|Title of book:||My favourite Burgundies|
|Author:||Clive Coates MW|
|Publisher:||University of California Press|
|Price:||£41.95 / US$60.00|
From almost anyone else, a title such as this looks to suggest a personal ramble through some nice bottles of Burgundy. But Clive Coates has huge professional experience of Burgundy, and indeed is based in the region. And it is a structured stroll through his tasting notes. But there is some new information here too, updated domaine profiles for 27 producers, and some brief observations on subjects such as premature oxidation and climate change in the region.

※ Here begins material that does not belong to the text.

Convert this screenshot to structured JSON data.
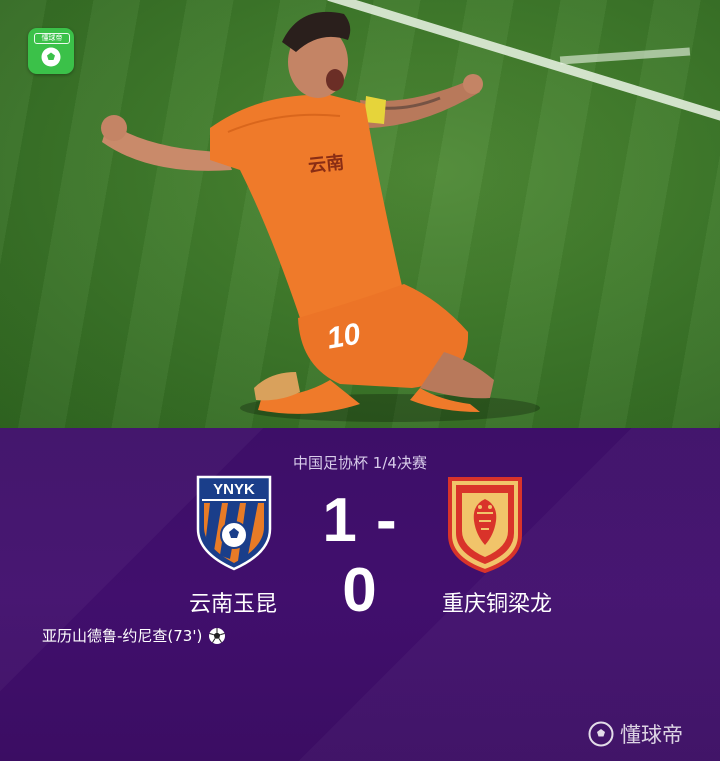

Thankfully the book sets out it stall: it is stated to be “a companion piece to Coates’ 2008 book ‘The wines of Burgundy’.” It is certainly neither textbook, nor comprehensive of the region.
About half the book is devoted to Coates’ tasting notes, the 2009 vintage tasted in 2012, and then a series of ‘ten year on’ tastings from the 2002 vintage back to the 1998 vintage. For myself, I question the usefulness of the older of these. How beneficial, in 2013, soon to be 2014, is an assessment of the 2001 vintage tasted in 2011, or perhaps more so, the 1998 vintage tasted in 2008? The wines will have changed in the intervening period.
The tasting notes do have suggested drinking windows, which are really useful. But wines change and evolve over time, which of course these windows take account of – at the time they were tasted. I suppose, given for example, the 1999 vintage, tasted in 2009 relate to how the wine was showing in 2009, I’d want to add in a little buffer to those windows to make sure I wasn’t disappointed, should the wines have evolved in a different fashion to Coates’ projection. Maybe I’m being a little cautious. Maybe I just wish I had some of these wines at my disposal to make my own judgement!
A section on vineyard profiles takes in an apparently random group of high profile appellations. The section on domaine profiles likewise, though the preface does indeed advise the reader the selection is based on certain domains that have notably evolved since Coates’ 2008 publication.
I love the maps of Coates’ 15 selected appellations, either premier or grand cru, which plot who owns which parcels, for example, the neatly divided lines of Meursault, Les Genevrières, and the 58 owners of Clos de Vougeot.
Bottom line: if you’re already a Coates’ fan, and you have his 2008 ‘The wines of Burgundy’ you’ll probably love this add-on. If you’re looking for a broadly educative book unpicking the complexities and confusions of the region of Burgundy and its wines, look somewhere else.